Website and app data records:

_ _ _

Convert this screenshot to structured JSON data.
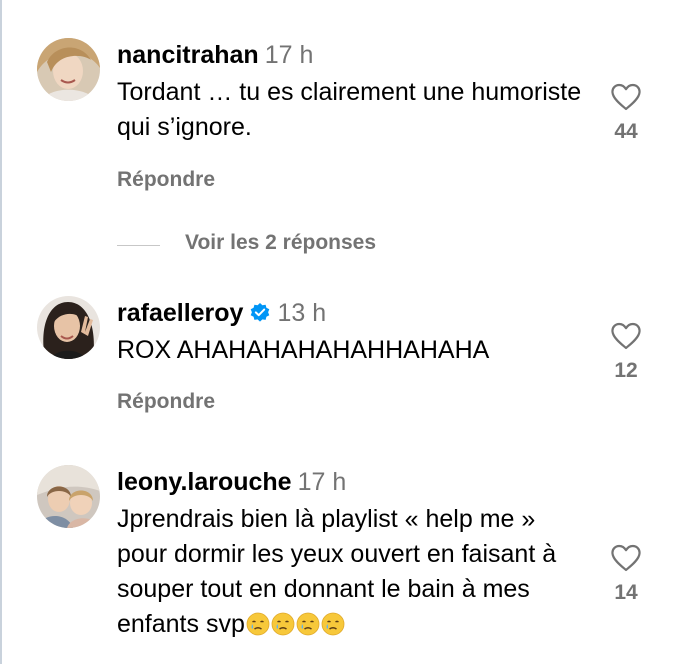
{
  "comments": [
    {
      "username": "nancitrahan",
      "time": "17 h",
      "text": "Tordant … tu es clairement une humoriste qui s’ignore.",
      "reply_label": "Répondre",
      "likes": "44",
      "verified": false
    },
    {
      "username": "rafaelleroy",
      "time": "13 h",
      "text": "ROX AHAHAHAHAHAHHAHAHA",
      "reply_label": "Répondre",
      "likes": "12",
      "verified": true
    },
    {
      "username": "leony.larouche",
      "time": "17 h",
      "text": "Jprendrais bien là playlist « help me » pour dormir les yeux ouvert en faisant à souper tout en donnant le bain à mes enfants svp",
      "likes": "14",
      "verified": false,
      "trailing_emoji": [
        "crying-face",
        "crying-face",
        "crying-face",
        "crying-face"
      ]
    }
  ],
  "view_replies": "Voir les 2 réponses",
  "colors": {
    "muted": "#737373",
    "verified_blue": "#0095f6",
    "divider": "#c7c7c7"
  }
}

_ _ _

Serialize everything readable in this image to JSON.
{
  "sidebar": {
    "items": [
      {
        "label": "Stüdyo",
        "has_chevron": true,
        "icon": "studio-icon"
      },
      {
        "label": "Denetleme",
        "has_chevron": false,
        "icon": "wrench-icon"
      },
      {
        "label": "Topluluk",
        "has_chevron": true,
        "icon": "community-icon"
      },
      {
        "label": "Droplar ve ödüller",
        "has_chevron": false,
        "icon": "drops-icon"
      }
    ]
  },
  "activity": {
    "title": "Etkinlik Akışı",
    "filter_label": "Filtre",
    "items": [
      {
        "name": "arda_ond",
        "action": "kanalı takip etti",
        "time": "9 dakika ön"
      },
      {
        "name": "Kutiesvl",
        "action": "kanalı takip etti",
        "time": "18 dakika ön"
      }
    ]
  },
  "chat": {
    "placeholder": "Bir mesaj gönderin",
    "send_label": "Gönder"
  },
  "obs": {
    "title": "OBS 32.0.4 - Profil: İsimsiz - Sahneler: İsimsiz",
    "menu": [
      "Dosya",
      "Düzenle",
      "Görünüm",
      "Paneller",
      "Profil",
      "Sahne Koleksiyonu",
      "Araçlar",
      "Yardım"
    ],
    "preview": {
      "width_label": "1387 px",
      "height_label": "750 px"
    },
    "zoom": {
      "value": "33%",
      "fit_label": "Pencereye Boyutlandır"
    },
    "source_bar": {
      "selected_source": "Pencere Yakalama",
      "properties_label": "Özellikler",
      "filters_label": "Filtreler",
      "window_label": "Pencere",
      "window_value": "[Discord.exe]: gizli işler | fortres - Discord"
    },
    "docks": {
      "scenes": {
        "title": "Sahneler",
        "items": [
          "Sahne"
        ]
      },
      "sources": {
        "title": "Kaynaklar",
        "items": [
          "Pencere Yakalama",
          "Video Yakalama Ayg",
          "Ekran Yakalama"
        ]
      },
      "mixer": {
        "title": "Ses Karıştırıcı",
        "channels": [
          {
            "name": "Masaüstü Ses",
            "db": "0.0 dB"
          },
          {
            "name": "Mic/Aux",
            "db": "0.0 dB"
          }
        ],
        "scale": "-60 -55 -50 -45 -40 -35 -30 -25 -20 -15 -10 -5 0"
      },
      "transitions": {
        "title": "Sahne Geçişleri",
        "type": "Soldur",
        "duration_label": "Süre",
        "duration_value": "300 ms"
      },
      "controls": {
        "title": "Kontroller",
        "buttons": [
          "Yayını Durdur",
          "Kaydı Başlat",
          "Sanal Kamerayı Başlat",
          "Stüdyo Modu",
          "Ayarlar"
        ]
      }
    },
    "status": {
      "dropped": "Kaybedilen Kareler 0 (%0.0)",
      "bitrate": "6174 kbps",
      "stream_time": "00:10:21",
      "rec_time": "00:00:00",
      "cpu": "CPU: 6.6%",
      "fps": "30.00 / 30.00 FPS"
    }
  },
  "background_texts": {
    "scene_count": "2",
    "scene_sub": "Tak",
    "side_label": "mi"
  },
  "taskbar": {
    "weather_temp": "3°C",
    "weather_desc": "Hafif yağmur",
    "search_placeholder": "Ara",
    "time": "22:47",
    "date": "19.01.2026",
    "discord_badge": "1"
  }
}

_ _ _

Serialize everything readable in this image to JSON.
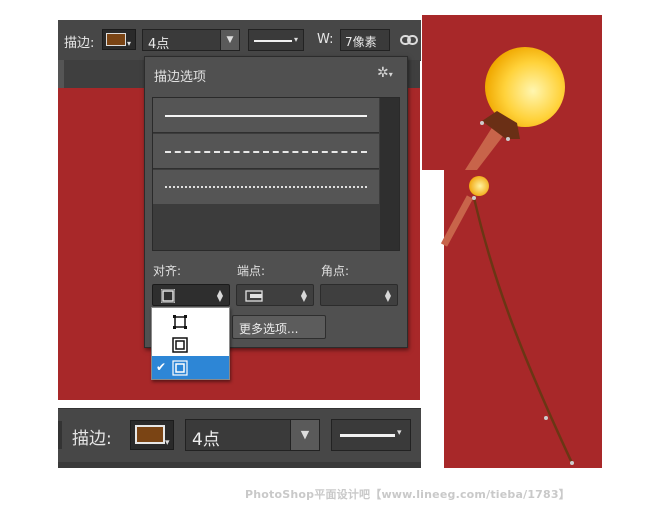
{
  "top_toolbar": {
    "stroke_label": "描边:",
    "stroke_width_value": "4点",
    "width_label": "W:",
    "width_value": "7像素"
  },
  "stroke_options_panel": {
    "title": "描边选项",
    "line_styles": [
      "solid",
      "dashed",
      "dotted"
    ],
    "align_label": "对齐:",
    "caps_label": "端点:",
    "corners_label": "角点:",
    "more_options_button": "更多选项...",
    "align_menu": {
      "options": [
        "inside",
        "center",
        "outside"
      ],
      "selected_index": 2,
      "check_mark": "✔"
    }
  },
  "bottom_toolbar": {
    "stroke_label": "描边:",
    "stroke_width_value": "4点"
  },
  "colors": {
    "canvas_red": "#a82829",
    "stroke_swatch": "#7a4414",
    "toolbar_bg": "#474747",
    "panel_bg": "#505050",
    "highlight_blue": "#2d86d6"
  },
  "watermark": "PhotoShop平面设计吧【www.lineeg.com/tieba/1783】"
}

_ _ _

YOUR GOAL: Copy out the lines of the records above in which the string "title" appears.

ANSWER TO THE EXERCISE:
    "title": "Etkinlik Akışı",
    "title": "OBS 32.0.4 - Profil: İsimsiz - Sahneler: İsimsiz",
        "title": "Sahneler",
        "title": "Kaynaklar",
        "title": "Ses Karıştırıcı",
        "title": "Sahne Geçişleri",
        "title": "Kontroller",
    "title": "描边选项",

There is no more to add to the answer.